- Saline sprays can flush pollen out of our nasal passages, thin and clear mucus, and combat the drying effects of prescription allergy medications. The sprays are available at most pharmacies.
- Neti pots are typically made of ceramic or plastic and can best be described as a cross between a small teapot and Aladdin’s magic lamp. They use a mechanism similar to saline sprays—the nasal cavities are rinsed with a saline solution to flush pollen out and soften mucus. The difference is that instead of squeezing a bottle, the “snout” of the pot delivers the solution.
- Over-the-counter medications
- Antihistamines relieve sneezing, a runny nose, and itchy eyes and nose. Some examples are diphenhydramine, loratadine, cetirizine, and fexofenadine (generic names).
- Decongestants alleviate nasal stuffiness by shrinking the lining of nasal passages. Some examples are pseudoephedrine, phenylephrine, and oxymetazoline (generic names).
- Prescription medications
- Nasal corticosteroids are an effective way to decrease swelling and mucus production in the nasal passages. And because the medication is directly administered into the nostrils—site-specific–they tend to have the fewest side effects, compared to oral medications that have to travel throughout your body in order to reach the site. You’re putting it where it needs to be.
- Leukotriene receptor antagonists inhibit the action of the inflammation molecule leukotrienes, which send signals to the body to mount an attack against pollen.
- Immunotherapy involves introducing the allergen in small amounts to the body so as to boost tolerance to pollen and blunt the body’s allergic response. It is a way of training your body to be “less allergic” and is the only treatment currently available that changes the immune system, and possibly prevents the development of new allergies and asthma.
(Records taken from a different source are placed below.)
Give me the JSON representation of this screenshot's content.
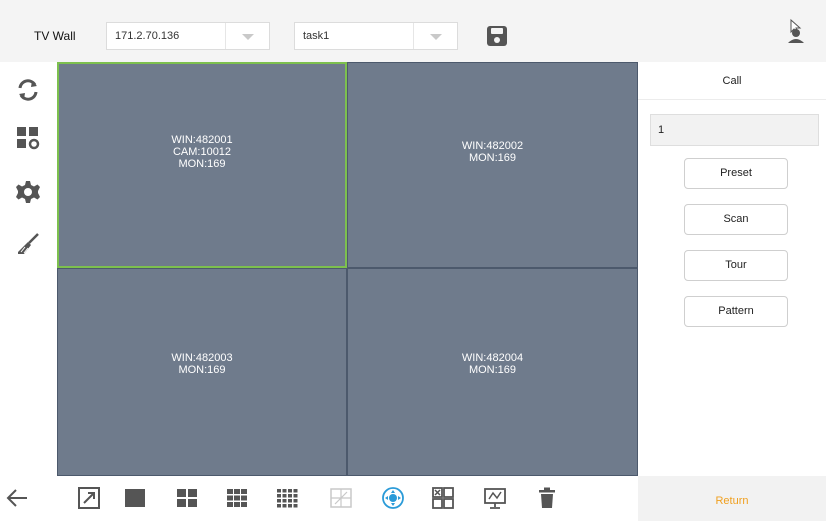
{
  "header": {
    "title": "TV Wall",
    "device_select": {
      "value": "171.2.70.136"
    },
    "task_select": {
      "value": "task1"
    },
    "icons": {
      "save": "save-icon",
      "user": "user-icon"
    }
  },
  "left_toolbar": {
    "items": [
      {
        "icon": "refresh-icon"
      },
      {
        "icon": "layout-settings-icon"
      },
      {
        "icon": "gear-icon"
      },
      {
        "icon": "clear-brush-icon"
      }
    ]
  },
  "panes": [
    {
      "lines": [
        "WIN:482001",
        "CAM:10012",
        "MON:169"
      ],
      "selected": true
    },
    {
      "lines": [
        "WIN:482002",
        "MON:169"
      ],
      "selected": false
    },
    {
      "lines": [
        "WIN:482003",
        "MON:169"
      ],
      "selected": false
    },
    {
      "lines": [
        "WIN:482004",
        "MON:169"
      ],
      "selected": false
    }
  ],
  "right_panel": {
    "title": "Call",
    "input_value": "1",
    "buttons": [
      "Preset",
      "Scan",
      "Tour",
      "Pattern"
    ],
    "return_label": "Return"
  },
  "bottom_toolbar": {
    "icons": [
      "back-arrow-icon",
      "fullscreen-icon",
      "split-1-icon",
      "split-4-icon",
      "split-9-icon",
      "split-16-icon",
      "custom-split-icon",
      "ptz-control-icon",
      "window-layout-icon",
      "monitor-icon",
      "delete-icon"
    ]
  },
  "colors": {
    "pane": "#6f7b8c",
    "selected_border": "#7dc04e",
    "accent_blue": "#2b9bd8",
    "return_text": "#f0a020",
    "icon_dark": "#555555"
  }
}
It is available as allergy shots or sublingual tablets.
People tend to have unique allergic responses, so the treatment that works best for each will vary accordingly. While some will be able to cope with seasonal allergies with over-the-counter medication and being careful about their exposure to allergens, others may require personal treatment plans. There are many routes available to help alleviate allergy symptoms. It is best to speak with a medical care professional who will be able to offer advice, provide treatment or refer a specialist, if needed.
Remember to always discuss all medications that you are taking with your doctor and pharmacist, prior to starting any new medications, even if it is available over-the-counter. And make sure to carefully follow the instructions on the label. If you are not getting relief – DO NOT take more medication than recommended in an attempt to lessen your symptoms but rather, DO call your primary physician to determine which treatment is best for your symptoms.
Allergies can be worrying, especially for those who are otherwise healthy and not use to experiencing sudden debilitating symptoms. Left unchecked, seasonal allergies can often turn an otherwise enjoyable time of year into misery.
Dr. Nina Radcliff is dedicated to her profession, her patients and her community, at large. She is passionate about sharing truths for healthy, balanced living as well as wise preventive health measures.
She completed medical school and residency training at UCLA and has served on the medical faculty at The University of Pennsylvania. She is a Board Certified Anesthesiologist. Author of more than 200 textbook chapters, research articles, medical opinions and reviews; she is often called upon by media to speak on medical, fitness, nutrition, and healthy lifestyle topics impacting our lives, today.